Simply put: All vitamins are important for athletic performance. Having a vitamin deficiency in any area can lead to a decrease in your body's energy production and performance.

The thing is: You're more likely to be deficient in certain harder-to-get nutrients than others. 

For athletes and others who frequently exercise, research indicates there a few vitamins and minerals that are both important and oftentimes overlooked. Three of the most common include: 

  1. Magnesium
  2. Zinc
  3. Vitamin D

Certain B vitamins and other nutrients also matter for athletic performance, but people are regularly deficient in them.
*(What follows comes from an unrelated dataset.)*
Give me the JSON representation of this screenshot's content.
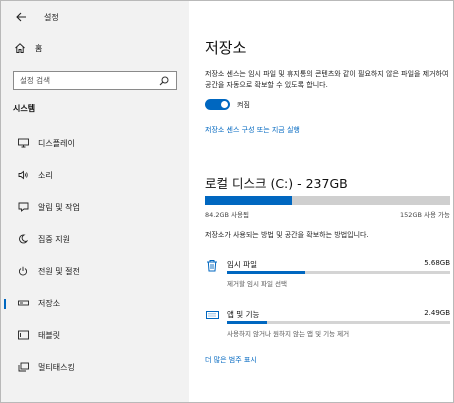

Meanwhile, other vitamins -- like vitamin C, A, and E -- are all very important, but they're also commonly found in foods and less likely to be deficient in your body.

To make sure your body functions at a high level, this article will explore each of these vital -- but often under-consumed -- vitamins in detail. 


Magnesium is an essential mineral that helps with hundreds of important body processes, including those that control how your muscles and nerves work. Some research suggests that up to 75 percent of people don't get enough magnesium, which is reason enough to reconsider what you can do to add more to your diet. 

Magnesium is involved in things like protein synthesis, nerve conduction, muscle contraction, and glucose and insulin metabolism. It also helps strengthen your bones, heart, and regulate normal blood sugar levels.

When it comes to exercise performance, a review of research found that the need for magnesium increases the more physical activity you perform. That's because it plays a role in ATP production (your main source of energy), as well as muscle recovery and preventing muscle cramps. 


Zinc is important for immunity and nervous system development. But, it's the performance benefits that are so often overlooked. Optimal functioning of your metabolism depends on having enough zinc. So does helping your muscles repair after exercise, the production of hormones (such as testosterone), and boosting your immune system.

Vitamin D

Data suggests a majority of Americans have less-than-optimal levels of Vitamin D primarily because it’s difficult to get from food (good sources included canned salmon, milk, and sardines).

While sunlight is a great source of vitamin D, the sun is not strong enough from November to March in most places to provide you with sufficient amounts. And even when you are outside, you’re mostly covered with clothing and/or sunscreen, which block the beneficial (and harmful) rays.

Vitamin D researcher Dr. Robert Heaney has stated, “Vitamin D won’t cure anything, but supplementing with it will make everything better.”

Vitamin D helps your body absorb and maintain proper blood levels of calcium. More importantly, healthy levels of Vitamin D are linked to a healthy weight (obese people tend to have lower levels of Vitamin D), fighting against cardiovascular disease, and preventing cognitive decline. 

(Heads up: magnesium, zinc, and vitamin D are all available in Ladder Greens.)

Other High-Performance Vitamins

Those are the primary vitamins and minerals your body needs if you exercise, but there are also several other vitamins you should prioritize, including: 

  • Vitamin B-6 helps your body produce hemoglobin and several neurotransmitters in the brain, promotes proper nerve function, breaks down proteins, and helps maintain blood glucose levels.
  • Vitamin B-12 aids in the formation of red blood cells and helps maintain the nervous system, and aids metabolism.
  • Vitamin K is crucial for blood coagulation (clotting).
  • Biotin helps break down proteins and carbohydrates and is crucial for hormone and cholesterol production.
  • Folate (folic acid) aids the formation of red blood cells and is essential for DNA production.

If you are vegan or follow a plant-based diet, you'll likely be deficient in Vitamin B12. (You're also more likely to need higher amounts of protein and supplemental creatine for brain health).

Related: Should You Take A Multivitamin?

What Are The Benefits of Creatine? 

*These statements have not been evaluated by the Food and Drug Administration. This product is not intended to diagnose, treat, cure, or prevent any disease.